▶ [The data]

# # # # # # #

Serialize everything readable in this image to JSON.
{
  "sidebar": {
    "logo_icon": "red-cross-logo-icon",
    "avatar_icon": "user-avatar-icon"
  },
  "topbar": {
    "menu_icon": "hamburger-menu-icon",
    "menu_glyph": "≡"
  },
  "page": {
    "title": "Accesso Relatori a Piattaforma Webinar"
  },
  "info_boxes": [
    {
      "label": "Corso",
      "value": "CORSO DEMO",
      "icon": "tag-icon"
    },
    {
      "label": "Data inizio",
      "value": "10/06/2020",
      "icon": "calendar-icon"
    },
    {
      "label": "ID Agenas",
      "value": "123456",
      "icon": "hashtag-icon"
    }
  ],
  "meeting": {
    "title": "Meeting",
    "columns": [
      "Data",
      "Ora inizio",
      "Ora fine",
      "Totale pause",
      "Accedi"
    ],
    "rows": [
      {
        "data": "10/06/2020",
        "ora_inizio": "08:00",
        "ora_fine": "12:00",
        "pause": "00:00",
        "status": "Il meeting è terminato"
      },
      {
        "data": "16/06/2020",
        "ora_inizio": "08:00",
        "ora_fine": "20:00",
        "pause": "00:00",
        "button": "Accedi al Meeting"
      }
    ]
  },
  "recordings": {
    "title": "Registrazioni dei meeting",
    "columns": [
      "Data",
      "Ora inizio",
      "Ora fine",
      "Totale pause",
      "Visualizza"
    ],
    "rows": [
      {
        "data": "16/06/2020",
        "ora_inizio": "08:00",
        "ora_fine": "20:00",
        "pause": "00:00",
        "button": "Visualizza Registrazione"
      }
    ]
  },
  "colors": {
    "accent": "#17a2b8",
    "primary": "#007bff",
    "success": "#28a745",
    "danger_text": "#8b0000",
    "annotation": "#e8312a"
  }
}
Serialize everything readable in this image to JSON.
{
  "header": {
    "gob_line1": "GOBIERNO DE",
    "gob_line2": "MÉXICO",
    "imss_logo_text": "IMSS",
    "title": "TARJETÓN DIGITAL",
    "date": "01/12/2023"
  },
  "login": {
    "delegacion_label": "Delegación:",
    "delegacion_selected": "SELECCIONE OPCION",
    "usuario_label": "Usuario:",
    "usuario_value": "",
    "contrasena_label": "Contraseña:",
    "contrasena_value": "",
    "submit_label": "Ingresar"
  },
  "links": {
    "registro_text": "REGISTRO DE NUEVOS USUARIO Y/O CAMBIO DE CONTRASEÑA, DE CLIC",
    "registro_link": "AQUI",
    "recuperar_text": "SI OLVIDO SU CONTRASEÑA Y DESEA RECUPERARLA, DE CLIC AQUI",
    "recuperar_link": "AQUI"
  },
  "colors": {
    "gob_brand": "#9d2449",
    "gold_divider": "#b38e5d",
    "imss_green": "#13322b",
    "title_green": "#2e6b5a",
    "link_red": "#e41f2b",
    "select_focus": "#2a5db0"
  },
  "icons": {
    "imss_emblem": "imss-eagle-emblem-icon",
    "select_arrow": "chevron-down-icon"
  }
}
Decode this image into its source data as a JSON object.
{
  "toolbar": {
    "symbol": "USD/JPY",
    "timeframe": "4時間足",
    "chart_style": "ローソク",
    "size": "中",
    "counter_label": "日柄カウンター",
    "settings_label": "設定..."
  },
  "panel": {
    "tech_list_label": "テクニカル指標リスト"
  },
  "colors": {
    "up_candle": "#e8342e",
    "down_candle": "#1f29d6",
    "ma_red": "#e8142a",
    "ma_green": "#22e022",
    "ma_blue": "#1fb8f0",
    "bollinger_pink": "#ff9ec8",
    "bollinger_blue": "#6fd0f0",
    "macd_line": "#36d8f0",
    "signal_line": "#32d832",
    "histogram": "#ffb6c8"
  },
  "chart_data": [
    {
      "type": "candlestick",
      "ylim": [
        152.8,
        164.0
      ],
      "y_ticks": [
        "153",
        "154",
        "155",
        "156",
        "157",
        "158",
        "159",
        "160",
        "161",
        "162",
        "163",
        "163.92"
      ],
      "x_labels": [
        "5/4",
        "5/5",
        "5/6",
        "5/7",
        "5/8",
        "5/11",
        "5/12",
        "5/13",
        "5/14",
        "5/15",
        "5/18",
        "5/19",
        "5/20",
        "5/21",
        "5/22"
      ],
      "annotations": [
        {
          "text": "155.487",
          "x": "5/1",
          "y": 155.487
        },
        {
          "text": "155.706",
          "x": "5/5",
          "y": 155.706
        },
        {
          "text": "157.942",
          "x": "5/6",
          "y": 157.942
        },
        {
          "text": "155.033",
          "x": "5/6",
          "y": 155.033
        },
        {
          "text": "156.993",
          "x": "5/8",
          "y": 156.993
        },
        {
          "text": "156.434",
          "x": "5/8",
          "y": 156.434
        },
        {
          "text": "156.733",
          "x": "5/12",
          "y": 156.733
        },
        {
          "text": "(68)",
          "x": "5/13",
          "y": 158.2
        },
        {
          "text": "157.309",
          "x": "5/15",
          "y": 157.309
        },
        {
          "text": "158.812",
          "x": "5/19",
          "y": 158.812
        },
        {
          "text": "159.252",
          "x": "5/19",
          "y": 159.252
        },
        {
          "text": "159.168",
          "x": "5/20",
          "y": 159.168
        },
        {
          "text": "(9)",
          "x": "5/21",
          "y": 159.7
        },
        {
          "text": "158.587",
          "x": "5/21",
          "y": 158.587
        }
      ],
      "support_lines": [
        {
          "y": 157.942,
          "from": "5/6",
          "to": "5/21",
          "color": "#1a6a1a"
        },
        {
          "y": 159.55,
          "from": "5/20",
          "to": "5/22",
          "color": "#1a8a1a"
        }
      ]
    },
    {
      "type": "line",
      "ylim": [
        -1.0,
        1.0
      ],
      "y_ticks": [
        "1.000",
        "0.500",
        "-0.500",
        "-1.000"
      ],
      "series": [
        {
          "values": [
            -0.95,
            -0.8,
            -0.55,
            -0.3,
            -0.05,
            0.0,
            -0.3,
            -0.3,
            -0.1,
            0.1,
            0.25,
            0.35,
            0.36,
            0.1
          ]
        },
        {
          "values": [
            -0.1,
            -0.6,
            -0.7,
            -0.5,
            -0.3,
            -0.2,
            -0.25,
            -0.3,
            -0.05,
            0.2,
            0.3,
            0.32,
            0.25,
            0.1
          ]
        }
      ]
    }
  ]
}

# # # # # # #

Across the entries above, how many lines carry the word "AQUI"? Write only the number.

▶ [Response] 3